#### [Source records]
———
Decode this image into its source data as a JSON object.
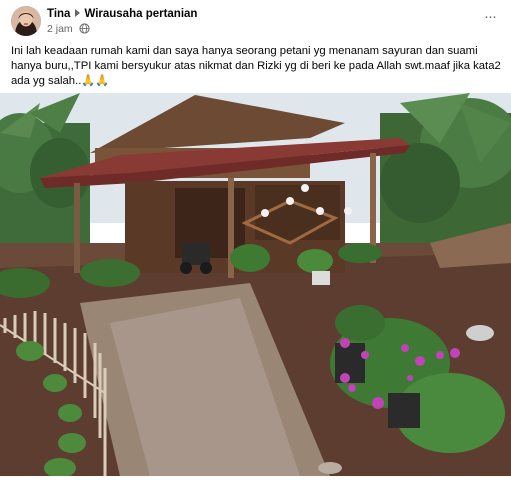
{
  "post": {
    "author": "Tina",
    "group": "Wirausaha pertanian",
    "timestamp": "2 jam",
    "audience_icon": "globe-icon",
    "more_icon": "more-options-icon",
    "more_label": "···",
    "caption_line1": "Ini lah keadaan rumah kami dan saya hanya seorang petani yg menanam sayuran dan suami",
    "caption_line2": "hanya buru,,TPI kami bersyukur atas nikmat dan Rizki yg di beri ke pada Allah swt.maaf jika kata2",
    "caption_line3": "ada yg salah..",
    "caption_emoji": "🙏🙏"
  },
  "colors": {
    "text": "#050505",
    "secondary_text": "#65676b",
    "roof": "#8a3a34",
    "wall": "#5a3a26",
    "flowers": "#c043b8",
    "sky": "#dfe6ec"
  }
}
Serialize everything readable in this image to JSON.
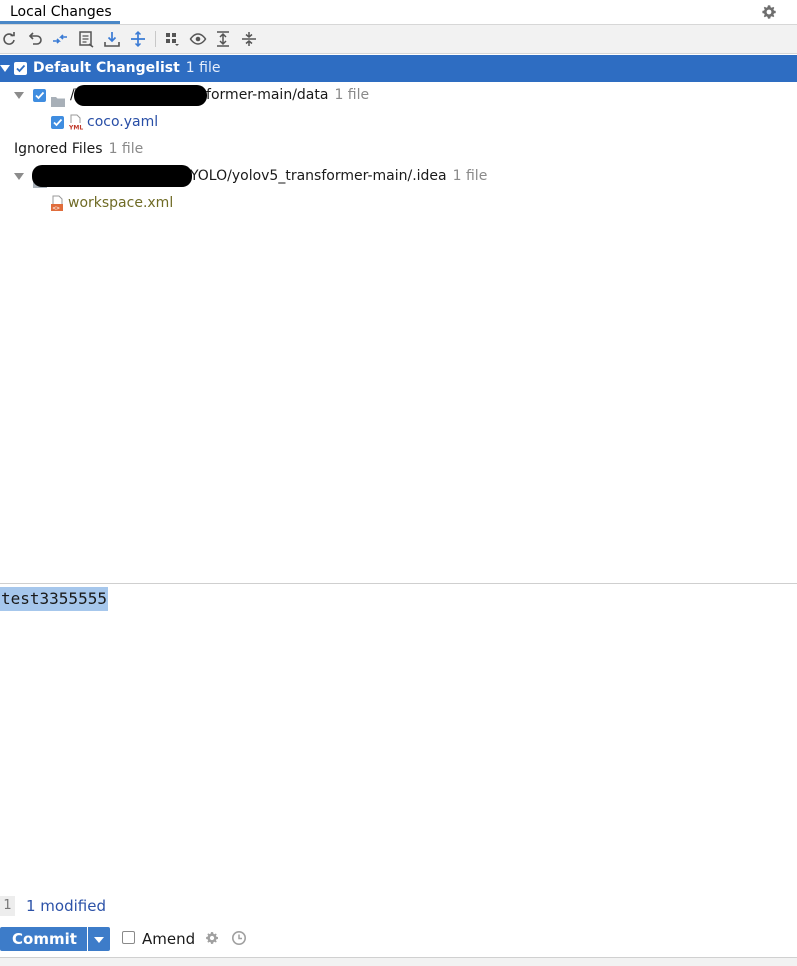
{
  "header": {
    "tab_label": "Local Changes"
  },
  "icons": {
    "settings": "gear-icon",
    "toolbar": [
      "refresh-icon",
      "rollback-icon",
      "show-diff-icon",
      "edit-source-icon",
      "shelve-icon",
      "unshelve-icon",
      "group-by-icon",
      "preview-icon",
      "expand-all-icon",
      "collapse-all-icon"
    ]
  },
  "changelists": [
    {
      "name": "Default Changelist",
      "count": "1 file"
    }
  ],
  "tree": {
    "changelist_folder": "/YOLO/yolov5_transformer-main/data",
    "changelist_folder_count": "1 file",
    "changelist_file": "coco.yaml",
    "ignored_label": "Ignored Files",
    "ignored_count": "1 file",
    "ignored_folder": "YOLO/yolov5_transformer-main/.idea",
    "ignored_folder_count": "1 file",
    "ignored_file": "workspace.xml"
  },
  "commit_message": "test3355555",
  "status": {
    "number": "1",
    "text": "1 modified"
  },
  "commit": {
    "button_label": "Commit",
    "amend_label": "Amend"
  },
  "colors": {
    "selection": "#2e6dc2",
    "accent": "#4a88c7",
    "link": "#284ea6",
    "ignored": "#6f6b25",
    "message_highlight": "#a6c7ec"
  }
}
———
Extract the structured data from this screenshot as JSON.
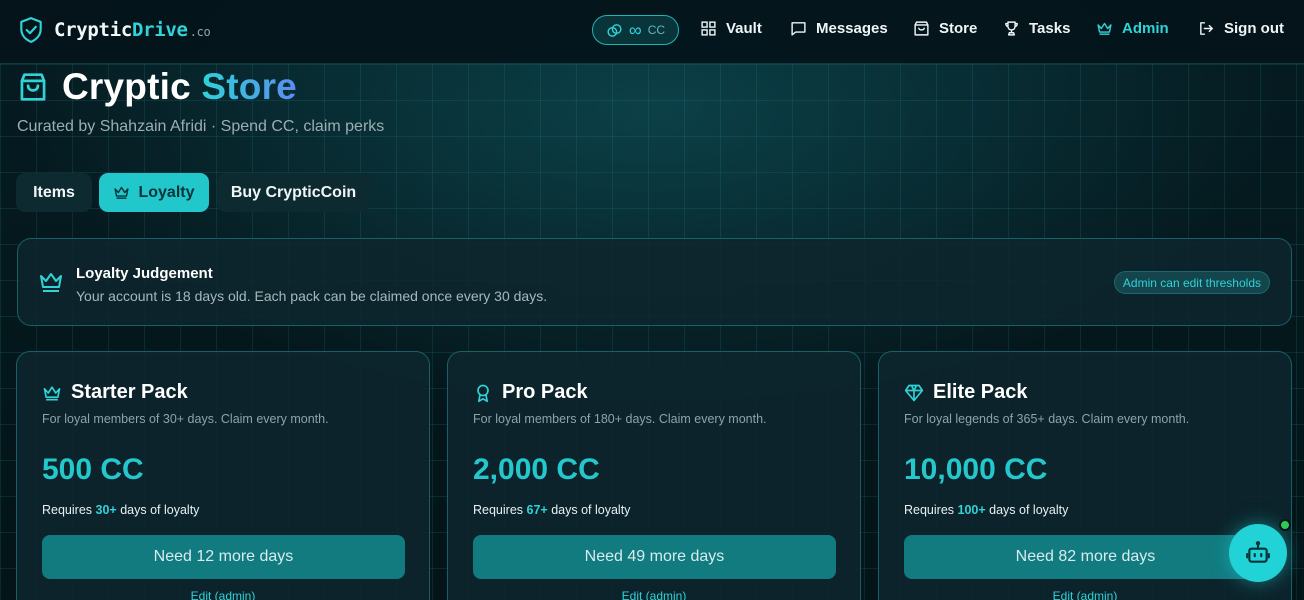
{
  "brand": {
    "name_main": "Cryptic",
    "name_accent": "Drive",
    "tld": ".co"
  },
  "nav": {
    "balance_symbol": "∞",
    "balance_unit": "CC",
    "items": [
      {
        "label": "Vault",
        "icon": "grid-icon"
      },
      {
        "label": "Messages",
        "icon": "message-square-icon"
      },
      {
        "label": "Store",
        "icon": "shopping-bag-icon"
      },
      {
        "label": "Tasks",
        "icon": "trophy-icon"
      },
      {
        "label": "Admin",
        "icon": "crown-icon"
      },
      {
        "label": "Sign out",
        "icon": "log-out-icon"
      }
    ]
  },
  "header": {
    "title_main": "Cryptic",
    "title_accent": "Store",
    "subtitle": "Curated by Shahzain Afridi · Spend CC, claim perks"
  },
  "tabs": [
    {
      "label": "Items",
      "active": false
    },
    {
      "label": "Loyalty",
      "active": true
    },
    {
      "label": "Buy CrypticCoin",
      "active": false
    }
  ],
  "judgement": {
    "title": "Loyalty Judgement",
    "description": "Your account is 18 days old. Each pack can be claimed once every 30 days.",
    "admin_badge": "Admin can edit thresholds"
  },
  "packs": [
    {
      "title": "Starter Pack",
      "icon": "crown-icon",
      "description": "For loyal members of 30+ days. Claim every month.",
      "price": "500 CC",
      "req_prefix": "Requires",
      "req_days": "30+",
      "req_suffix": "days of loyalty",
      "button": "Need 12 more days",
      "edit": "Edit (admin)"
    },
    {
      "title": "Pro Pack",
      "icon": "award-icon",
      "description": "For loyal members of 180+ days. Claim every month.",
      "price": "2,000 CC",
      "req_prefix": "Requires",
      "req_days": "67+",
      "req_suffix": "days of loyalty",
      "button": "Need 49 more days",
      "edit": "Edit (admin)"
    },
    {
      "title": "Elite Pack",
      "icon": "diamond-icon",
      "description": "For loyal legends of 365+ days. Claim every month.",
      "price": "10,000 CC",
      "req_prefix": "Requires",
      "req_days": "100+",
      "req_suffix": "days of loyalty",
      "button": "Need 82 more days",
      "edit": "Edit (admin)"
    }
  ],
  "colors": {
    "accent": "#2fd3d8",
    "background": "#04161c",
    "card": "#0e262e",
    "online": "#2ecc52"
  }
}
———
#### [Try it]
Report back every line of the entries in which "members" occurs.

#### [Answer for the task]
      "description": "For loyal members of 30+ days. Claim every month.",
      "description": "For loyal members of 180+ days. Claim every month.",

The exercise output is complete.